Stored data
——————————

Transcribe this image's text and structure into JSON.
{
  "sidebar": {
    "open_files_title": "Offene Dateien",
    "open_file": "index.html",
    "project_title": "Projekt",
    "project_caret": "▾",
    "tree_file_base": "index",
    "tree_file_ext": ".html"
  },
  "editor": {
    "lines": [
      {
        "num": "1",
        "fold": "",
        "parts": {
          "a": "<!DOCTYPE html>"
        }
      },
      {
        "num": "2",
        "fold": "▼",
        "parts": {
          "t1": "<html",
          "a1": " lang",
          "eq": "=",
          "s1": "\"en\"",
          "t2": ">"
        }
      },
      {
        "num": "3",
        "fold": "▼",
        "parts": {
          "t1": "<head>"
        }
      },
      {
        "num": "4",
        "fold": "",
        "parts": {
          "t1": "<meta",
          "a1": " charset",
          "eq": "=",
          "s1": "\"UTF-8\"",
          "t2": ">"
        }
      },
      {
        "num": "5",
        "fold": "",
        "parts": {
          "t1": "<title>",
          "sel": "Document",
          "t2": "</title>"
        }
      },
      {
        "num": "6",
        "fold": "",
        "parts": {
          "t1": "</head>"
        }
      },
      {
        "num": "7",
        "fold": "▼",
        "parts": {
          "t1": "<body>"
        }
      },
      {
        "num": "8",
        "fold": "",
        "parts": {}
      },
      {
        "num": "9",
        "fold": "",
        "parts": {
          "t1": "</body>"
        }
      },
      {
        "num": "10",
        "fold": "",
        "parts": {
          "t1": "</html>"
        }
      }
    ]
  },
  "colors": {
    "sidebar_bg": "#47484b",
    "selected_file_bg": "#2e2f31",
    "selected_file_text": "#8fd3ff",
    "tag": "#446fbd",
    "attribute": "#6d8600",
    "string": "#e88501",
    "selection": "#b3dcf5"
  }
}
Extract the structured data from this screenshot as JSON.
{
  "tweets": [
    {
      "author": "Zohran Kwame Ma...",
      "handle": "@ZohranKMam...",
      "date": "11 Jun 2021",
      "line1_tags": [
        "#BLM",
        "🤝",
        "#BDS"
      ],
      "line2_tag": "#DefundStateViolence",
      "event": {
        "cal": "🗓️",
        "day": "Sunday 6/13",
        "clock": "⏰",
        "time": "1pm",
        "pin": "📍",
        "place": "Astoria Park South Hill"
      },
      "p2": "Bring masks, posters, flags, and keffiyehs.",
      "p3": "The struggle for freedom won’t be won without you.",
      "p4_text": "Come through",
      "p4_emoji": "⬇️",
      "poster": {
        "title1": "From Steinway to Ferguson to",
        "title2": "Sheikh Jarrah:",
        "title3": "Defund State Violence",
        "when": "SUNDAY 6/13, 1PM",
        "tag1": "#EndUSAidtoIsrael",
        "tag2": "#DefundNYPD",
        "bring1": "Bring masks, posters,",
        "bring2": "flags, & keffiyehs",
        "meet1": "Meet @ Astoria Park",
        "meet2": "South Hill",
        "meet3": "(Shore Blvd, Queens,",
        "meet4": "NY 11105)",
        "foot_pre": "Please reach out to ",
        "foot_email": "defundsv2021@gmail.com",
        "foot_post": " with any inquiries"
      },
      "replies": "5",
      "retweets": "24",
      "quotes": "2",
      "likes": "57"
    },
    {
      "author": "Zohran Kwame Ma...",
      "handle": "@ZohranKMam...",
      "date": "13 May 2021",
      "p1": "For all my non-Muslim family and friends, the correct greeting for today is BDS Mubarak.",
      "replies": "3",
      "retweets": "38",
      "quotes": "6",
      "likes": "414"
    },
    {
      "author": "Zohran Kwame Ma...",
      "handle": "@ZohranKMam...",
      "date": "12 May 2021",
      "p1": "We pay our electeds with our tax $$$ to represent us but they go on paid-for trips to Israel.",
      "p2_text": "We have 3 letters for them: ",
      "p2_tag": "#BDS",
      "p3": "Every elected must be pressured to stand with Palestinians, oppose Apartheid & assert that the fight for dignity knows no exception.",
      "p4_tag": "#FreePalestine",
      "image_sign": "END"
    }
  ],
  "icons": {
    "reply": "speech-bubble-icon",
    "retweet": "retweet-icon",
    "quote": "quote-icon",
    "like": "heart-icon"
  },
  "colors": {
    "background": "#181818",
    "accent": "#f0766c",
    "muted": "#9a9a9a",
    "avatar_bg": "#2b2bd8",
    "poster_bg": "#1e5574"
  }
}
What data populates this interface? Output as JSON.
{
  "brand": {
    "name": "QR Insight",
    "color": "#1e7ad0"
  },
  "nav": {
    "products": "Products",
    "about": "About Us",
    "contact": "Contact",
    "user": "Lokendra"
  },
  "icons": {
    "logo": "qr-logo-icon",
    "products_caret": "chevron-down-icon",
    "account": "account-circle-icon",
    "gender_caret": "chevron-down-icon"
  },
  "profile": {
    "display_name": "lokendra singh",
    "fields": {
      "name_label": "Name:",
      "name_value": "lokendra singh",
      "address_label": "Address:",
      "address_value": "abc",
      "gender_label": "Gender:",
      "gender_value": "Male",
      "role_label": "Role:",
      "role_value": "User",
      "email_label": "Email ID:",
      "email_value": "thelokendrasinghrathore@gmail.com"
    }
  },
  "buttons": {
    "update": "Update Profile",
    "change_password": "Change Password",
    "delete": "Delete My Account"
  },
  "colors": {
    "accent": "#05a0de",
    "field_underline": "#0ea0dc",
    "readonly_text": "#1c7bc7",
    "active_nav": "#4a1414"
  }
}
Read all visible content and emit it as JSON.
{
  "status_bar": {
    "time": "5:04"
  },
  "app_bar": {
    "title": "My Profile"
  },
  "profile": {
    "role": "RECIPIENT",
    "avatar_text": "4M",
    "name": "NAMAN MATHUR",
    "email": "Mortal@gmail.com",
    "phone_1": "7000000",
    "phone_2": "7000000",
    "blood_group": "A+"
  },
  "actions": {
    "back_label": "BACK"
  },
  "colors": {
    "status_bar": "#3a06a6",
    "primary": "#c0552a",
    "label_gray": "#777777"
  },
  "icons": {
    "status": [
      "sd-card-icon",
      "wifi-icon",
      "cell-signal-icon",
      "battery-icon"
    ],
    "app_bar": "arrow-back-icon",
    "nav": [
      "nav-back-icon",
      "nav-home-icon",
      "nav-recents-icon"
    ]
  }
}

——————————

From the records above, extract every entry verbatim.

* **SOLUTION TO THIS EXERCISE**
Transcribe this image's text and structure into JSON.
{
  "sidebar": {
    "open_files_title": "Offene Dateien",
    "open_file": "index.html",
    "project_title": "Projekt",
    "project_caret": "▾",
    "tree_file_base": "index",
    "tree_file_ext": ".html"
  },
  "editor": {
    "lines": [
      {
        "num": "1",
        "fold": "",
        "parts": {
          "a": "<!DOCTYPE html>"
        }
      },
      {
        "num": "2",
        "fold": "▼",
        "parts": {
          "t1": "<html",
          "a1": " lang",
          "eq": "=",
          "s1": "\"en\"",
          "t2": ">"
        }
      },
      {
        "num": "3",
        "fold": "▼",
        "parts": {
          "t1": "<head>"
        }
      },
      {
        "num": "4",
        "fold": "",
        "parts": {
          "t1": "<meta",
          "a1": " charset",
          "eq": "=",
          "s1": "\"UTF-8\"",
          "t2": ">"
        }
      },
      {
        "num": "5",
        "fold": "",
        "parts": {
          "t1": "<title>",
          "sel": "Document",
          "t2": "</title>"
        }
      },
      {
        "num": "6",
        "fold": "",
        "parts": {
          "t1": "</head>"
        }
      },
      {
        "num": "7",
        "fold": "▼",
        "parts": {
          "t1": "<body>"
        }
      },
      {
        "num": "8",
        "fold": "",
        "parts": {}
      },
      {
        "num": "9",
        "fold": "",
        "parts": {
          "t1": "</body>"
        }
      },
      {
        "num": "10",
        "fold": "",
        "parts": {
          "t1": "</html>"
        }
      }
    ]
  },
  "colors": {
    "sidebar_bg": "#47484b",
    "selected_file_bg": "#2e2f31",
    "selected_file_text": "#8fd3ff",
    "tag": "#446fbd",
    "attribute": "#6d8600",
    "string": "#e88501",
    "selection": "#b3dcf5"
  }
}
Extract the structured data from this screenshot as JSON.
{
  "tweets": [
    {
      "author": "Zohran Kwame Ma...",
      "handle": "@ZohranKMam...",
      "date": "11 Jun 2021",
      "line1_tags": [
        "#BLM",
        "🤝",
        "#BDS"
      ],
      "line2_tag": "#DefundStateViolence",
      "event": {
        "cal": "🗓️",
        "day": "Sunday 6/13",
        "clock": "⏰",
        "time": "1pm",
        "pin": "📍",
        "place": "Astoria Park South Hill"
      },
      "p2": "Bring masks, posters, flags, and keffiyehs.",
      "p3": "The struggle for freedom won’t be won without you.",
      "p4_text": "Come through",
      "p4_emoji": "⬇️",
      "poster": {
        "title1": "From Steinway to Ferguson to",
        "title2": "Sheikh Jarrah:",
        "title3": "Defund State Violence",
        "when": "SUNDAY 6/13, 1PM",
        "tag1": "#EndUSAidtoIsrael",
        "tag2": "#DefundNYPD",
        "bring1": "Bring masks, posters,",
        "bring2": "flags, & keffiyehs",
        "meet1": "Meet @ Astoria Park",
        "meet2": "South Hill",
        "meet3": "(Shore Blvd, Queens,",
        "meet4": "NY 11105)",
        "foot_pre": "Please reach out to ",
        "foot_email": "defundsv2021@gmail.com",
        "foot_post": " with any inquiries"
      },
      "replies": "5",
      "retweets": "24",
      "quotes": "2",
      "likes": "57"
    },
    {
      "author": "Zohran Kwame Ma...",
      "handle": "@ZohranKMam...",
      "date": "13 May 2021",
      "p1": "For all my non-Muslim family and friends, the correct greeting for today is BDS Mubarak.",
      "replies": "3",
      "retweets": "38",
      "quotes": "6",
      "likes": "414"
    },
    {
      "author": "Zohran Kwame Ma...",
      "handle": "@ZohranKMam...",
      "date": "12 May 2021",
      "p1": "We pay our electeds with our tax $$$ to represent us but they go on paid-for trips to Israel.",
      "p2_text": "We have 3 letters for them: ",
      "p2_tag": "#BDS",
      "p3": "Every elected must be pressured to stand with Palestinians, oppose Apartheid & assert that the fight for dignity knows no exception.",
      "p4_tag": "#FreePalestine",
      "image_sign": "END"
    }
  ],
  "icons": {
    "reply": "speech-bubble-icon",
    "retweet": "retweet-icon",
    "quote": "quote-icon",
    "like": "heart-icon"
  },
  "colors": {
    "background": "#181818",
    "accent": "#f0766c",
    "muted": "#9a9a9a",
    "avatar_bg": "#2b2bd8",
    "poster_bg": "#1e5574"
  }
}
What data populates this interface? Output as JSON.
{
  "brand": {
    "name": "QR Insight",
    "color": "#1e7ad0"
  },
  "nav": {
    "products": "Products",
    "about": "About Us",
    "contact": "Contact",
    "user": "Lokendra"
  },
  "icons": {
    "logo": "qr-logo-icon",
    "products_caret": "chevron-down-icon",
    "account": "account-circle-icon",
    "gender_caret": "chevron-down-icon"
  },
  "profile": {
    "display_name": "lokendra singh",
    "fields": {
      "name_label": "Name:",
      "name_value": "lokendra singh",
      "address_label": "Address:",
      "address_value": "abc",
      "gender_label": "Gender:",
      "gender_value": "Male",
      "role_label": "Role:",
      "role_value": "User",
      "email_label": "Email ID:",
      "email_value": "thelokendrasinghrathore@gmail.com"
    }
  },
  "buttons": {
    "update": "Update Profile",
    "change_password": "Change Password",
    "delete": "Delete My Account"
  },
  "colors": {
    "accent": "#05a0de",
    "field_underline": "#0ea0dc",
    "readonly_text": "#1c7bc7",
    "active_nav": "#4a1414"
  }
}
Read all visible content and emit it as JSON.
{
  "status_bar": {
    "time": "5:04"
  },
  "app_bar": {
    "title": "My Profile"
  },
  "profile": {
    "role": "RECIPIENT",
    "avatar_text": "4M",
    "name": "NAMAN MATHUR",
    "email": "Mortal@gmail.com",
    "phone_1": "7000000",
    "phone_2": "7000000",
    "blood_group": "A+"
  },
  "actions": {
    "back_label": "BACK"
  },
  "colors": {
    "status_bar": "#3a06a6",
    "primary": "#c0552a",
    "label_gray": "#777777"
  },
  "icons": {
    "status": [
      "sd-card-icon",
      "wifi-icon",
      "cell-signal-icon",
      "battery-icon"
    ],
    "app_bar": "arrow-back-icon",
    "nav": [
      "nav-back-icon",
      "nav-home-icon",
      "nav-recents-icon"
    ]
  }
}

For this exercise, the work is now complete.